interval. The number and location of transects can be programmed in advance,
repositioning of the bridge can be handled automatically, and movement from
one location to another is done rather quickly. Acquisition of data at five
transects in this manner takes approximately 1 hr.
Four FOBS arrays were available, which occasionally required repositioning.
To obtain sediment concentration data at a denser spatial resolution in the cross-
shore direction, sensor arrays had to be manually repositioned along the bridge,
and 10-min test segments had to be repeated. Also, since the current sensors
measure velocity at only one elevation in the water column, repositioning of the
sensors was required to make measurements for characterizing the vertical
current structure. Measurements at other elevations required manual adjustment
of the sensor elevation. Manual repositioning of sensors increased the amount of
time needed to make measurements. Approximately 2 to 2.5 hr were required to
obtain velocity measurements at eight or nine positions throughout the water
column, at one alongshore location.
Making measurements over this length of time raises questions concerning
measurement repeatability and steadiness of hydrodynamic conditions. In
Chapter 9, measurements made during fixed-bed concrete beach experiments,

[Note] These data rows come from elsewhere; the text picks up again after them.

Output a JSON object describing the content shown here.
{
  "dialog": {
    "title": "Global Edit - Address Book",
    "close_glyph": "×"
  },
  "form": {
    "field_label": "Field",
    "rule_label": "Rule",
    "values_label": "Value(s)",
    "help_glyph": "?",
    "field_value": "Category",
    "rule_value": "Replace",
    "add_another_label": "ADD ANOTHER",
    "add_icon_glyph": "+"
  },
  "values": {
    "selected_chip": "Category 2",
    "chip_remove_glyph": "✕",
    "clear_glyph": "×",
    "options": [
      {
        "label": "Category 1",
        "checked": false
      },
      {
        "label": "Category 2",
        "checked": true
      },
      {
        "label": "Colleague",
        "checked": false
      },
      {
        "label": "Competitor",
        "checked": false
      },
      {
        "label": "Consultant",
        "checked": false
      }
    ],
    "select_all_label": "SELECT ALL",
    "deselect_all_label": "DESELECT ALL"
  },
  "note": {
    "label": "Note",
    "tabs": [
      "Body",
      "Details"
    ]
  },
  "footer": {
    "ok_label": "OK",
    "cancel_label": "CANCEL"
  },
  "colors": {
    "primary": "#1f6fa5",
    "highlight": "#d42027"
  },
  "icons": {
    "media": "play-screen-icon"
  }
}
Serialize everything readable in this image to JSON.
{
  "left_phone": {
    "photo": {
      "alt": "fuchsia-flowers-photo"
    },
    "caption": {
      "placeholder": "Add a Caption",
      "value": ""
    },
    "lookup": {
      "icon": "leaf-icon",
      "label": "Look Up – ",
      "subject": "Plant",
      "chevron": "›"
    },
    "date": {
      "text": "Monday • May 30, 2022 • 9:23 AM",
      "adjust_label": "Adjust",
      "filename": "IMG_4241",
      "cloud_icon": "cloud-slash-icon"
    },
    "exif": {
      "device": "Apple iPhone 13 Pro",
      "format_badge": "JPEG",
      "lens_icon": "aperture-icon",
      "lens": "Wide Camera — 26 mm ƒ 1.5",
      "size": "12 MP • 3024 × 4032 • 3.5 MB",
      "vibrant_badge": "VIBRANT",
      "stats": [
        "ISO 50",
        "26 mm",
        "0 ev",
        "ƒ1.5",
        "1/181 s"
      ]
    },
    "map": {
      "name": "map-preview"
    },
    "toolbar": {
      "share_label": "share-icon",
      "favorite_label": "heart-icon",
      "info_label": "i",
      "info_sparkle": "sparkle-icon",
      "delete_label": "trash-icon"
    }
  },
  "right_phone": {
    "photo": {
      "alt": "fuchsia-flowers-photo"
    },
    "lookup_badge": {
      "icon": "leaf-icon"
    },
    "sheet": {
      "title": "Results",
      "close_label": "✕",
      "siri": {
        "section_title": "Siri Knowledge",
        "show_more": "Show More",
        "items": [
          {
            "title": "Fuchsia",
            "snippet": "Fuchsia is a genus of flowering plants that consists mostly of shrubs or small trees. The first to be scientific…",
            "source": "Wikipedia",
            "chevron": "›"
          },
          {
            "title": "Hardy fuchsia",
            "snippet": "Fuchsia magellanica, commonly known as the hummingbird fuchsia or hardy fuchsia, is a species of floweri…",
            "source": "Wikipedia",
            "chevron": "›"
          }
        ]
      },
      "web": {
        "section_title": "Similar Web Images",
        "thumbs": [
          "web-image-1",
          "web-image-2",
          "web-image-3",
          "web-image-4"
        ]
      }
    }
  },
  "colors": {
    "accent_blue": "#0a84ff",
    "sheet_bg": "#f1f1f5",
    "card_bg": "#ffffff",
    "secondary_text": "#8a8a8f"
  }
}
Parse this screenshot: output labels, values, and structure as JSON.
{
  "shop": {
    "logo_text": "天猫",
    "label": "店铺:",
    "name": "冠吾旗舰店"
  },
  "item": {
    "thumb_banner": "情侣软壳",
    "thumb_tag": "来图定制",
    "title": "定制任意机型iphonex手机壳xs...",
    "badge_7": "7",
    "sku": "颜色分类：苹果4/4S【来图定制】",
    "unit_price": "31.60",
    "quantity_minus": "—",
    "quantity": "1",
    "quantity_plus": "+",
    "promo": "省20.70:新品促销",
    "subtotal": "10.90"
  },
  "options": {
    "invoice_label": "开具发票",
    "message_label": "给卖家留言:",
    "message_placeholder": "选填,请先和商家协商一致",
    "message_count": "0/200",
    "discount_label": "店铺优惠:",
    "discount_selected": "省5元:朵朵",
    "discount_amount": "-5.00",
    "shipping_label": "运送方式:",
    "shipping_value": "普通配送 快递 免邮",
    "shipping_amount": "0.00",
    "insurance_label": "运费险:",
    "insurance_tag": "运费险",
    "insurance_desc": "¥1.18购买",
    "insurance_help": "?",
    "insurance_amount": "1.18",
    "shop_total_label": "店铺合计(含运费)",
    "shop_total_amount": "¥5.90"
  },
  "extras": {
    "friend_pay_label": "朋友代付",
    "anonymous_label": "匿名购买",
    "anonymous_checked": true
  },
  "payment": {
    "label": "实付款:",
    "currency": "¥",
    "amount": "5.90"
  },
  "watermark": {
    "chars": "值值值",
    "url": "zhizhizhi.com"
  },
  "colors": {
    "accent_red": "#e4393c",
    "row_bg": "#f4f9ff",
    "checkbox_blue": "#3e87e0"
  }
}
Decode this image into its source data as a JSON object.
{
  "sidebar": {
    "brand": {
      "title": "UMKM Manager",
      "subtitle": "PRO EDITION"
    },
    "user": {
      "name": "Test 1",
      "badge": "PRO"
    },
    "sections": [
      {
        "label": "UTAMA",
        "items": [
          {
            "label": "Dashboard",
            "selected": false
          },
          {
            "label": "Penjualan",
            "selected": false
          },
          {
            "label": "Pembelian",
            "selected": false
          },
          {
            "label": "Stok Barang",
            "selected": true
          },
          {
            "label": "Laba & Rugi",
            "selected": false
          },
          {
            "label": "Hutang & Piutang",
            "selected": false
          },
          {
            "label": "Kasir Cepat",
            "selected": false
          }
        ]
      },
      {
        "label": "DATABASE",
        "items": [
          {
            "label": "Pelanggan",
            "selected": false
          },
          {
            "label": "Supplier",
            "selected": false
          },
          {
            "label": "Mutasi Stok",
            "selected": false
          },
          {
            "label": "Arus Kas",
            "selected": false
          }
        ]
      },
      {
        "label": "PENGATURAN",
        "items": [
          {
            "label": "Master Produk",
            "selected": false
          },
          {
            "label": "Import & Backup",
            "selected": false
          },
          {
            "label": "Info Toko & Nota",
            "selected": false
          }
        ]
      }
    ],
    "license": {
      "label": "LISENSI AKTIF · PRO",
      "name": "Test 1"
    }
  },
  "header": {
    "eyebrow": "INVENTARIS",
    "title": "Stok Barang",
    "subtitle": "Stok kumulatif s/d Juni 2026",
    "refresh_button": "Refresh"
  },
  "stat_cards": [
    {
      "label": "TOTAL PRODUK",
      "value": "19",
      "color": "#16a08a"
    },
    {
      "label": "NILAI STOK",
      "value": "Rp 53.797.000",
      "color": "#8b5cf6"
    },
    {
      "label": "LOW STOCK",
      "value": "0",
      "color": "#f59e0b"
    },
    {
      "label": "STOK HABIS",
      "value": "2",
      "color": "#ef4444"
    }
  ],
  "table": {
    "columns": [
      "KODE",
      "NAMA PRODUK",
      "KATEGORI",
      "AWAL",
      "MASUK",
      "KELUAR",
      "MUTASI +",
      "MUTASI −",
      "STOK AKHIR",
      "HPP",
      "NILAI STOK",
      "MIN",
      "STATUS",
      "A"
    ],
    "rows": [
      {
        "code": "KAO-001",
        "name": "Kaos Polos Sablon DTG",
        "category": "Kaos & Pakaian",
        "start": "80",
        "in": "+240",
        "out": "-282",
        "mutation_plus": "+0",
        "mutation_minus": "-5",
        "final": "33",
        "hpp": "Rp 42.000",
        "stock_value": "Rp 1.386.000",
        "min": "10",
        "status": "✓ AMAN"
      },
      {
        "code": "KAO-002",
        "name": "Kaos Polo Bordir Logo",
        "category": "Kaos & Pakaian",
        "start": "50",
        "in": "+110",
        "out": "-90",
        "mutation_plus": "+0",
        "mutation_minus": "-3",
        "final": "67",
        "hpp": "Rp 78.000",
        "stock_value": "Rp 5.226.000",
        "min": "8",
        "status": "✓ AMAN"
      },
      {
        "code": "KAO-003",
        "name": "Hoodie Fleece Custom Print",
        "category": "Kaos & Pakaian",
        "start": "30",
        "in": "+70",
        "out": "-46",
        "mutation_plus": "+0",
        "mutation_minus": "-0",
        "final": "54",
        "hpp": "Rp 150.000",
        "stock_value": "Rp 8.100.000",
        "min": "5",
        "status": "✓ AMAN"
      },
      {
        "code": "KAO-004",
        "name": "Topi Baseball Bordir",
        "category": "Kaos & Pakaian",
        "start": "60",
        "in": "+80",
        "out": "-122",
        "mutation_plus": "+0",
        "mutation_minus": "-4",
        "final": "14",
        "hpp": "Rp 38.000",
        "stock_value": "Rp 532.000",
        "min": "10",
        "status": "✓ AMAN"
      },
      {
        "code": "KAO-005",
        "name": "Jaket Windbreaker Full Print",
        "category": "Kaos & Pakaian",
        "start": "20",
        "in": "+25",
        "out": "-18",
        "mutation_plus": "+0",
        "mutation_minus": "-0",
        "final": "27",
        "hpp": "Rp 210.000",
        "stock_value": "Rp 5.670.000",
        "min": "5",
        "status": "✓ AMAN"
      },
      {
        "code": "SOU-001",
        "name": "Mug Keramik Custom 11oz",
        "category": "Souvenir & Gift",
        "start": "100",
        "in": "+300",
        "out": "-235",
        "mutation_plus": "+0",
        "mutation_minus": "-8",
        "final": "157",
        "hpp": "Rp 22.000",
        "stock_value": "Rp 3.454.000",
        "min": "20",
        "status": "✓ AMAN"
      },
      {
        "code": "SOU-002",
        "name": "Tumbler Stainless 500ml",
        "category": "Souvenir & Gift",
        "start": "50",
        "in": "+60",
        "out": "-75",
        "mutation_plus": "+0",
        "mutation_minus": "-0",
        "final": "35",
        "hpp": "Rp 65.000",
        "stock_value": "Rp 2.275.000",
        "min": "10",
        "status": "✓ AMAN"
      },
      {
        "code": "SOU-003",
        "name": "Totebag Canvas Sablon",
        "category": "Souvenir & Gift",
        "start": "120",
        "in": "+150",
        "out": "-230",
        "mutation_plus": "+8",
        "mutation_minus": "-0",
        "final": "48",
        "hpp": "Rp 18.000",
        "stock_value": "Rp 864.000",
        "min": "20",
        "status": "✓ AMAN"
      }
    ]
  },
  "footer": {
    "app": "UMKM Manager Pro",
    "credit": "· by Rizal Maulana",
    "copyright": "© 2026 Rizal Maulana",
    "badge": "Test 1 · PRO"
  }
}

which lasted for several hours, showed that conditions were steady during the
experiment duration. Figure 72 shows the mean longshore current measured at a
number of cross-shore locations at transect Y22 (near the center of the beach at
the alongshore coordinate of 22 m). Measurements were made at the beginning
(Y22a), middle (Y22b), and end (Y22c) of an approximately 2-hr-long wave run
designed to acquire a high alongshore density of cross-shore transects and to
examine steadiness of the mean longshore current for the spilling breaker case.
The curve labeled "LB's" in the legend refers to the lateral boundary conditions,
i.e. the pumped discharges converted to current speed. Results show that for the
movable-bed case, steadiness in mean longshore current is good. Gaps in the
measured data reflect sensor malfunctions.
The issue of measurement repeatability is related but different, in the sense
that steadiness refers to conditions within a single wave run or test segment,
whereas, repeatability refers to variations from test to test for the same beach,
wave, and current conditions. To examine repeatability, measurements were
made at the same transect and then compared for a number of wave runs in which
a near-equilibrium beach condition existed, and wave/current forcing was held
constant. Figures 73 and 74 show measured significant wave height for both the
spilling- and plunging-breaker wave cases, respectively. Measurements were
made near the center of the beach (at alongshore coordinates of 22 m for the
spilling case, and 24 m for the plunging case). The beach was at its near-
equilibrium profile shape in both instances. Repeatability in wave measurements
is good from run to run.
Longshore Sediment Transport Experiments